RECORD SET START

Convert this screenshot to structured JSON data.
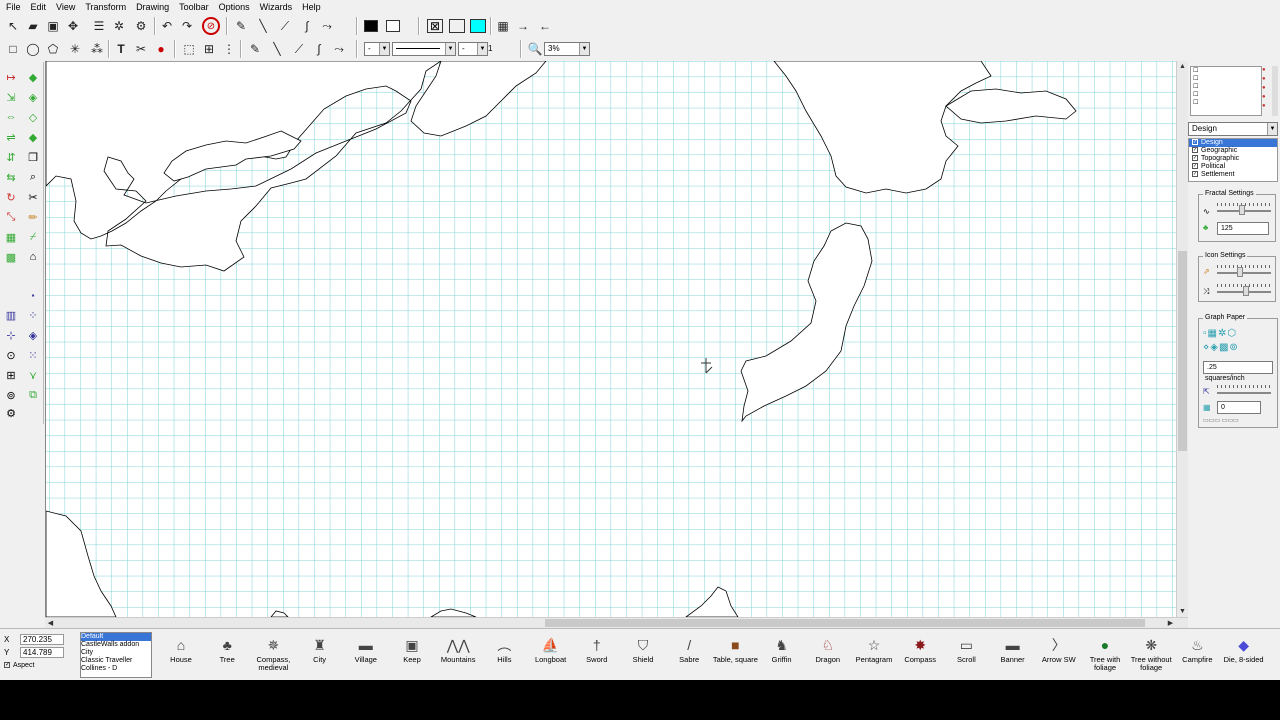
{
  "menu": [
    "File",
    "Edit",
    "View",
    "Transform",
    "Drawing",
    "Toolbar",
    "Options",
    "Wizards",
    "Help"
  ],
  "toolbar": {
    "color_fill": "#000000",
    "color_secondary": "#ffffff",
    "color_accent": "#00ffff",
    "line_style": "-",
    "line_width": "1",
    "zoom": "3%"
  },
  "right_panel": {
    "layer_dropdown": "Design",
    "layers": [
      {
        "name": "Design",
        "selected": true,
        "checked": true
      },
      {
        "name": "Geographic",
        "selected": false,
        "checked": true
      },
      {
        "name": "Topographic",
        "selected": false,
        "checked": true
      },
      {
        "name": "Political",
        "selected": false,
        "checked": true
      },
      {
        "name": "Settlement",
        "selected": false,
        "checked": true
      }
    ],
    "fractal_title": "Fractal Settings",
    "fractal_value": "125",
    "icon_title": "Icon Settings",
    "graph_title": "Graph Paper",
    "graph_value": ".25",
    "graph_units": "squares/inch",
    "graph_offset": "0"
  },
  "status": {
    "x_label": "X",
    "y_label": "Y",
    "x_value": "270.235",
    "y_value": "414.789",
    "aspect_label": "Aspect",
    "aspect_checked": true
  },
  "catalog": [
    "Default",
    "CastleWalls addon",
    "City",
    "Classic Traveller",
    "Collines - D"
  ],
  "symbols": [
    {
      "label": "House",
      "icon": "house-icon",
      "glyph": "⌂"
    },
    {
      "label": "Tree",
      "icon": "tree-icon",
      "glyph": "♣"
    },
    {
      "label": "Compass, medieval",
      "icon": "compass-medieval-icon",
      "glyph": "✵"
    },
    {
      "label": "City",
      "icon": "city-icon",
      "glyph": "♜"
    },
    {
      "label": "Village",
      "icon": "village-icon",
      "glyph": "▬"
    },
    {
      "label": "Keep",
      "icon": "keep-icon",
      "glyph": "▣"
    },
    {
      "label": "Mountains",
      "icon": "mountains-icon",
      "glyph": "⋀⋀"
    },
    {
      "label": "Hills",
      "icon": "hills-icon",
      "glyph": "︵"
    },
    {
      "label": "Longboat",
      "icon": "longboat-icon",
      "glyph": "⛵"
    },
    {
      "label": "Sword",
      "icon": "sword-icon",
      "glyph": "†"
    },
    {
      "label": "Shield",
      "icon": "shield-icon",
      "glyph": "⛉"
    },
    {
      "label": "Sabre",
      "icon": "sabre-icon",
      "glyph": "/"
    },
    {
      "label": "Table, square",
      "icon": "table-square-icon",
      "glyph": "■"
    },
    {
      "label": "Griffin",
      "icon": "griffin-icon",
      "glyph": "♞"
    },
    {
      "label": "Dragon",
      "icon": "dragon-icon",
      "glyph": "♘"
    },
    {
      "label": "Pentagram",
      "icon": "pentagram-icon",
      "glyph": "☆"
    },
    {
      "label": "Compass",
      "icon": "compass-icon",
      "glyph": "✸"
    },
    {
      "label": "Scroll",
      "icon": "scroll-icon",
      "glyph": "▭"
    },
    {
      "label": "Banner",
      "icon": "banner-icon",
      "glyph": "▬"
    },
    {
      "label": "Arrow SW",
      "icon": "arrow-icon",
      "glyph": "〉"
    },
    {
      "label": "Tree with foliage",
      "icon": "tree-foliage-icon",
      "glyph": "●"
    },
    {
      "label": "Tree without foliage",
      "icon": "tree-bare-icon",
      "glyph": "❋"
    },
    {
      "label": "Campfire",
      "icon": "campfire-icon",
      "glyph": "♨"
    },
    {
      "label": "Die, 8-sided",
      "icon": "die-icon",
      "glyph": "◆"
    }
  ],
  "colors": {
    "grid": "#7fd3d9",
    "coast": "#000000",
    "land": "#ffffff",
    "table_brown": "#8b4a1c",
    "tree_green": "#1b7a2a",
    "dragon_red": "#8b1a1a",
    "die_blue": "#4a4ad8"
  }
}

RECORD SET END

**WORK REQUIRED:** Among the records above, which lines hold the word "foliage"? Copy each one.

**ANSWER TO THIS TASK:**
      "label": "Tree with foliage",
      "icon": "tree-foliage-icon",
      "label": "Tree without foliage",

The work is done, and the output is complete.